Amara Enyia, who’s running for mayor, and Ameya Pawar, who’s running for city treasurer, want to make Chicago more like… North Dakota.
One of America’s smallest, most conservative states may seem like a strange model for one of its biggest, most progressive cities. A hundred years ago, though, North Dakota was a pretty radical place. Its hard-pressed wheat farmers got tired of paying 12 percent interest to greedy bankers here in Chicago, so they voted to charter a state-run bank, which offered low-interest loans and sold foreclosed farms back to families who had lost them.
The Bank of North Dakota, which has assets of $7 billion, is still the only publicly owned bank in the United States. Could a Bank of Chicago be next?
Both Enyia and Pawar say a public bank could offer low-interest student loans, invest in local projects currently redlined by private bankers, and service the cannabis industry, which most federal banks are reluctant to do business with.
So where does the money come from? A public bank would be capitalized by shifting the City of Chicago's deposits from the private banks where they're currently held. As a not-for-profit institution, a public bank would lack the money-making motive that drives Bank of America or JP Morgan Chase, so it could offer loans at better rates. Pawar even sees it undercutting the federal government in the student loan racket.
Sallie Mae, the federal student loan agency, charges between 6.125 percent and 12.5 for loans. Pawar considers that predatory.
His idea: A public bank could refinance student loans at 5 percent, tying the rate to city residency. Such a deal wouldn't just motivate college grads to stay in Chicago, it would leave them with more money to spend at local businesses.
Money spent on student loan interest, says Pawar, is “money not available for you to buy a home, or for child care." The difference between repaying the feds and repaying the city “could be hundreds of dollars a month. That’s hundreds of dollars that goes back into Chicago’s economy.” Not to mention, the city would collect interest on those loans.
If Gov. JB Pritzker legalizes marijuana in Illinois, as he's proposed, a public bank could also handle that industry’s assets. Marijuana is still considered an illegal substance nationally, so most federally chartered banks refuse to deal with even legal marijuana suppliers, forcing them to operate as cash-only businesses. A city-owned public bank would be chartered by the state of Illinois, providing an end-run around federal regulations.
“That money could finance affordable housing and capital for small businesses in communities ravaged by the War on Drugs,” Pawar says.
As executive director of the Austin Chamber of Commerce, Enyia knows how difficult it is for small businesses to secure loans, especially in underserved neighborhoods. A public bank would have a motivation to float those loans, since they would be investments in the city’s economy.
“With a public bank, there’s no incentive to make money; it’s all about making sure the city is fiscally sound,” Enyia says. “If we’re truly interested in expanding the small business sector, we have to be able to issue low-interest loans to entrepreneurs in the city. We have to assume that risk, because we know that’s an investment on our end in having a more mature, robust business sector.”

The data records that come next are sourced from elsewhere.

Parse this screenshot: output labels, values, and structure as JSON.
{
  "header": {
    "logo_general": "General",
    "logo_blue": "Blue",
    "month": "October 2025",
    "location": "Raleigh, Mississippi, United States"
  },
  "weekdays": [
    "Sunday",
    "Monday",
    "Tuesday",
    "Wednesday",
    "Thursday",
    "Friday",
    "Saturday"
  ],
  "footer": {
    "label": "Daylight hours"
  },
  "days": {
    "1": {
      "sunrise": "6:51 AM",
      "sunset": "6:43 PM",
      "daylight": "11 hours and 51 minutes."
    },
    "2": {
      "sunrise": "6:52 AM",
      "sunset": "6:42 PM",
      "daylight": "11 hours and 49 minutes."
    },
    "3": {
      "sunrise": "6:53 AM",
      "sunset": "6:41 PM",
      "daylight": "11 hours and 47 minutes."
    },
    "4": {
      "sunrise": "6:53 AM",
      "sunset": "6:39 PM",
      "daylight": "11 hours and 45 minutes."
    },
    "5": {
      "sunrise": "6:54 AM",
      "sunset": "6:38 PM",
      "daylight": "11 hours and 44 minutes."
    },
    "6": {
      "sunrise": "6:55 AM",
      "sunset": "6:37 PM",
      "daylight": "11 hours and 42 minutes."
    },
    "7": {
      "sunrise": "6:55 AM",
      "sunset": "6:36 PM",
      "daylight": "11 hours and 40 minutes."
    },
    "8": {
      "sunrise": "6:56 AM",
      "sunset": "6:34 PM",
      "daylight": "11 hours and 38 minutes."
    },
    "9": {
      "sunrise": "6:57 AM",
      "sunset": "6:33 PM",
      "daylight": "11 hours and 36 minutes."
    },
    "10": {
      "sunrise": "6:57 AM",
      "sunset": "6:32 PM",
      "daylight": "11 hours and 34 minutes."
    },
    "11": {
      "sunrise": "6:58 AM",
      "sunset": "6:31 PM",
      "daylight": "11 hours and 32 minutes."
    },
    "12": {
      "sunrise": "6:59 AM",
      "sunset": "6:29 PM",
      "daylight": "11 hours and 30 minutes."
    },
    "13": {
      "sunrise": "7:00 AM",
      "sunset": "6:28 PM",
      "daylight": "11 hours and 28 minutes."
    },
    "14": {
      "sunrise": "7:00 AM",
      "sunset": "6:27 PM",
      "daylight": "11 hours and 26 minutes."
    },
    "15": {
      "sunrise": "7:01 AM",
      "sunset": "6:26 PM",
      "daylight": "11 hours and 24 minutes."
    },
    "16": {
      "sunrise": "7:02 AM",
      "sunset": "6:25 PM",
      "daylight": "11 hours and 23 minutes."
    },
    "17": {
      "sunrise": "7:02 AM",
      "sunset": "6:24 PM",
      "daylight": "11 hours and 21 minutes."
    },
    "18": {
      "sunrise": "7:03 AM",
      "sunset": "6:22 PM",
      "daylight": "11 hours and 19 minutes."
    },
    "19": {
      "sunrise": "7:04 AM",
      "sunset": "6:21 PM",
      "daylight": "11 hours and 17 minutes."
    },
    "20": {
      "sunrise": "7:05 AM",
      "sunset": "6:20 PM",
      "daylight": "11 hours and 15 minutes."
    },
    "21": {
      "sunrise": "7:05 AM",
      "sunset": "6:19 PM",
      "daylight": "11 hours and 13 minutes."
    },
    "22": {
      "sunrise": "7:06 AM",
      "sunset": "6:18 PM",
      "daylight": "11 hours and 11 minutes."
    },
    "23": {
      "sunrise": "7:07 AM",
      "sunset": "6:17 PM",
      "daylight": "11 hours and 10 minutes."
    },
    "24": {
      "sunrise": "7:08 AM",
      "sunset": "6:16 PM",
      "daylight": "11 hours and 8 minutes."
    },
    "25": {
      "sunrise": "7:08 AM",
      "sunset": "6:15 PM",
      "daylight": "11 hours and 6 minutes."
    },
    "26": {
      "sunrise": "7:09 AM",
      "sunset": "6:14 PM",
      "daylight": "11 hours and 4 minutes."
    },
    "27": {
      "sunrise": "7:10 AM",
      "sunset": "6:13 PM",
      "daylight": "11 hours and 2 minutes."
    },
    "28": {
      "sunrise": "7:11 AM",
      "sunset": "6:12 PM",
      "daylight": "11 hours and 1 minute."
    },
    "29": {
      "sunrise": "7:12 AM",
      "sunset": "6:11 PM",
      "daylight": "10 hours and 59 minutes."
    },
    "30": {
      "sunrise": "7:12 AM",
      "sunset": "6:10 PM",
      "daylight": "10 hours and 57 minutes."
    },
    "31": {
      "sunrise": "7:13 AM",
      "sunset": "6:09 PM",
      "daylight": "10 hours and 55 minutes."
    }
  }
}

Pawar sees a public bank financing affordable housing, which private banks are reluctant to touch. And Enyia sees a public bank financing the city’s own infrastructure projects, which are now often paid for with bonds.
“You can fund those infrastructure projects at very low interest rates, and any interest that’s generated is recirculated back into the bank, so you’re recirculating it back into the city’s coffers,” she says.
If a public bank is such a great idea, why is there only one in North Dakota? For one thing, the private banks don’t like it. Private banks have a lot of money, and a lot of lobbyists. Lynn Frazier, the governor who established the Bank of North Dakota, was recalled in a campaign led by the state’s business interests.
New Jersey Gov. Phil Murphy, however, ran on a platform of getting his state into the banking business, and two members of San Francisco’s Board of Supervisors are pushing for the idea. Establishing a public bank here would require a citywide referendum, which Pawar hopes to place on the 2020 ballot.
“The banks have nothing to fear,” Pawar says. “If you believe in capitalism, you believe in competition.
"The government is already in banking," he adds. "We bailed all of them out a few years ago.”